Origen, theologian (182-254): “It is improper for a woman to speak in an assembly, no matter what she says, even if she says admirable things, or even saintly things, that is of little consequence, since they come from the mouth of a woman.”
St. Augustine (354-430): “What is the difference whether it is in a wife or a mother, it is still Eve the temptress that we must beware of in any woman… I fail to see what use woman can be to man, if one excludes the function of bearing children.”
St. Jerome, writing to a young girl, ascribing lustful motives to her: “The way you dress is an index of your secret desires. Your bodice is purposely ripped apart to show what is beneath, and, while hiding what is repulsive, to reveal what is beautiful. You wear stays to keep your breasts in place, and confine your body in a girdle.
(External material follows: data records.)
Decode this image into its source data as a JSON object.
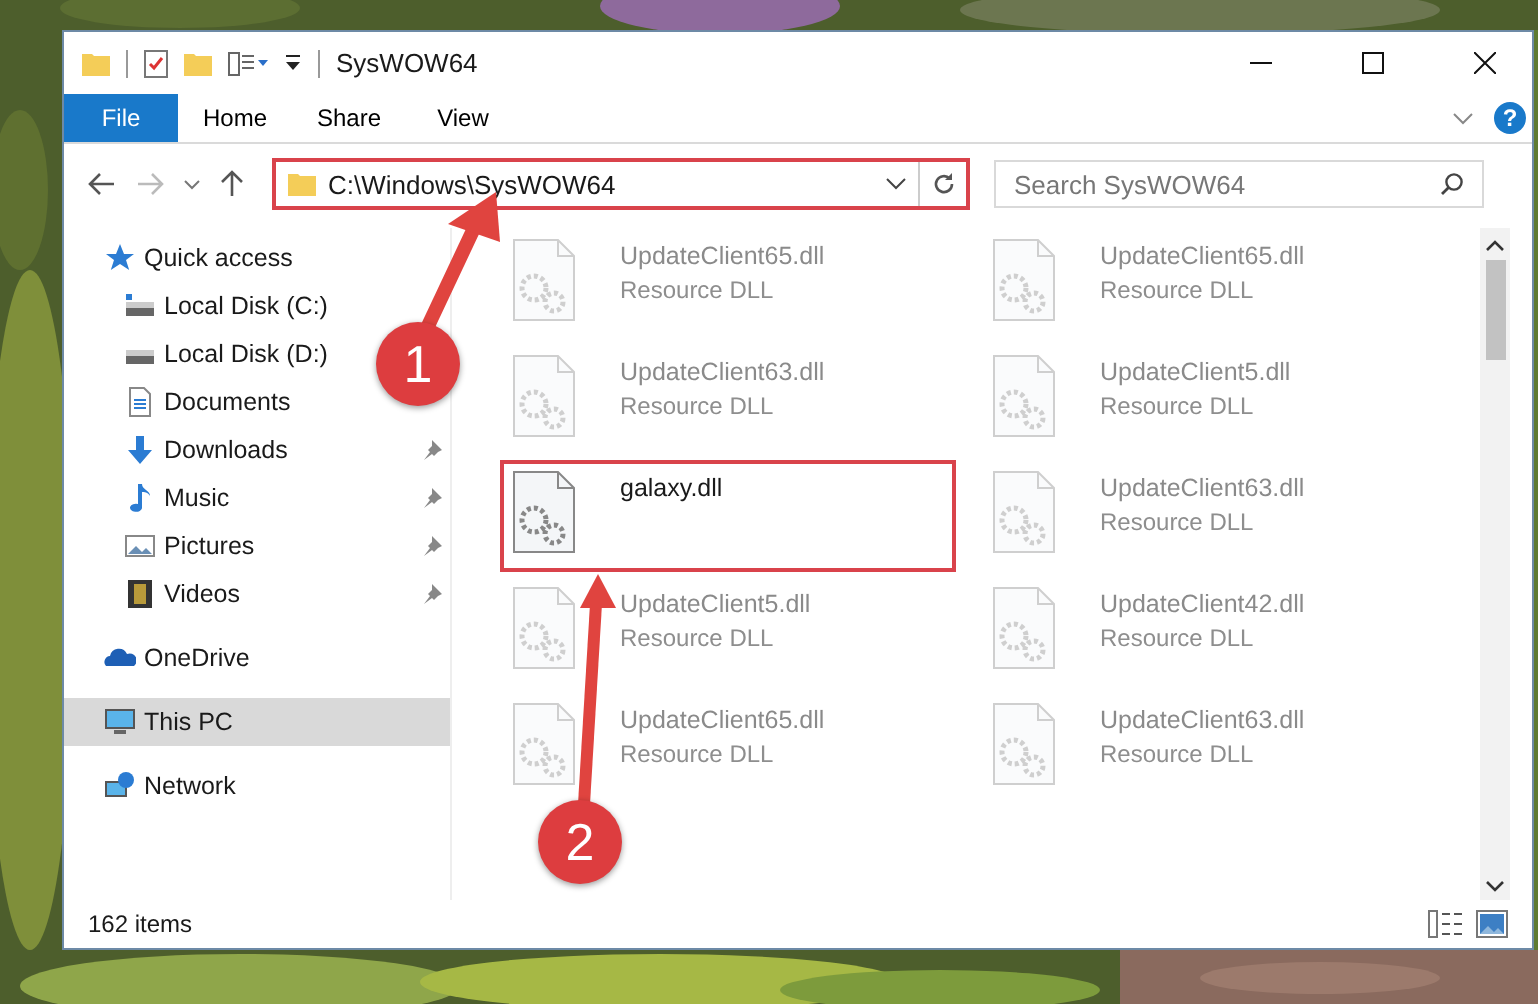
{
  "window": {
    "title": "SysWOW64"
  },
  "ribbon_tabs": [
    {
      "label": "File",
      "selected": true
    },
    {
      "label": "Home",
      "selected": false
    },
    {
      "label": "Share",
      "selected": false
    },
    {
      "label": "View",
      "selected": false
    }
  ],
  "ribbon_help": "?",
  "address": {
    "path": "C:\\Windows\\SysWOW64",
    "boxed": true
  },
  "search": {
    "placeholder": "Search SysWOW64"
  },
  "sidebar": {
    "items": [
      {
        "label": "Quick access",
        "kind": "star",
        "selected": false,
        "children": [
          {
            "label": "Local Disk (C:)",
            "kind": "disk-c",
            "selected": false,
            "pinned": false
          },
          {
            "label": "Local Disk (D:)",
            "kind": "disk",
            "selected": false,
            "pinned": false
          },
          {
            "label": "Documents",
            "kind": "documents",
            "selected": false,
            "pinned": false
          },
          {
            "label": "Downloads",
            "kind": "downloads",
            "selected": false,
            "pinned": true
          },
          {
            "label": "Music",
            "kind": "music",
            "selected": false,
            "pinned": true
          },
          {
            "label": "Pictures",
            "kind": "pictures",
            "selected": false,
            "pinned": true
          },
          {
            "label": "Videos",
            "kind": "videos",
            "selected": false,
            "pinned": true
          }
        ]
      },
      {
        "label": "OneDrive",
        "kind": "cloud",
        "selected": false
      },
      {
        "label": "This PC",
        "kind": "pc",
        "selected": true
      },
      {
        "label": "Network",
        "kind": "network",
        "selected": false
      }
    ]
  },
  "files": [
    {
      "name": "UpdateClient65.dll",
      "type": "Resource DLL",
      "faded": true,
      "boxed": false
    },
    {
      "name": "UpdateClient65.dll",
      "type": "Resource DLL",
      "faded": true,
      "boxed": false
    },
    {
      "name": "UpdateClient63.dll",
      "type": "Resource DLL",
      "faded": true,
      "boxed": false
    },
    {
      "name": "UpdateClient5.dll",
      "type": "Resource DLL",
      "faded": true,
      "boxed": false
    },
    {
      "name": "galaxy.dll",
      "faded": false,
      "boxed": true
    },
    {
      "name": "UpdateClient63.dll",
      "type": "Resource DLL",
      "faded": true,
      "boxed": false
    },
    {
      "name": "UpdateClient5.dll",
      "type": "Resource DLL",
      "faded": true,
      "boxed": false
    },
    {
      "name": "UpdateClient42.dll",
      "type": "Resource DLL",
      "faded": true,
      "boxed": false
    },
    {
      "name": "UpdateClient65.dll",
      "type": "Resource DLL",
      "faded": true,
      "boxed": false
    },
    {
      "name": "UpdateClient63.dll",
      "type": "Resource DLL",
      "faded": true,
      "boxed": false
    }
  ],
  "status_bar": {
    "count": "162 items"
  },
  "callouts": [
    {
      "label": "1"
    },
    {
      "label": "2"
    }
  ]
}
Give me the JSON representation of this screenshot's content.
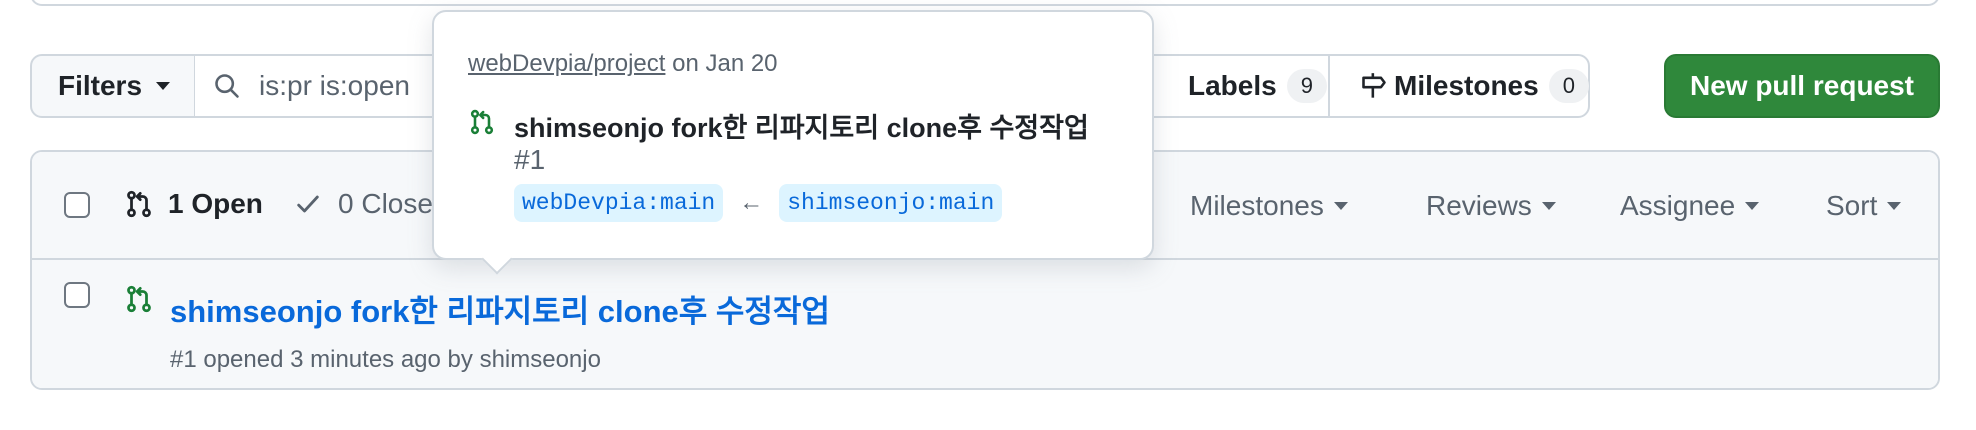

Sometimes you let your shawl drop so as to lay bare your white shoulders . . .”
Saint Albertus Magnus, theologian (1193-1280): “One must be on one’s guard with every woman, as if she were a poisonous snake and the horned devil . . . Her feelings drive woman toward every evil, just as reason impels man toward all good.”
St. Thomas Aquinas, theologian (1225-1274): “As regards the individual nature, woman is defective and misbegotten, for the active force in the male seed tends to the production of a perfect likeness in the masculine sex; while the production of woman comes from a defect in the active force or from some material indisposition, or even from some external influence.”
Lest it be thought that the disparaging of women was only in Catholic Christianity, consider these words from Reformation leader Martin Luther: “The word and works of God is quite clear, that women were made either to be wives or prostitutes.” Also, “Even though they grow weary and wear themselves out with child-bearing, it does not matter; let them go on bearing children till they die, that is what they are here for.” (Many other reformers shared Luther’s perspective.)
Exploring the impact of the denigration of women in culture and religion is beyond the scope of this essay. But this much can be said. Having affected the lives of half the members of the human race in innumerable ways for millennia, it is clearly the greatest single injustice in human history and continues to be a stain on culture and religion alike.
Copyright © 2014 by Vincent Ryan Ruggiero. All rights reserved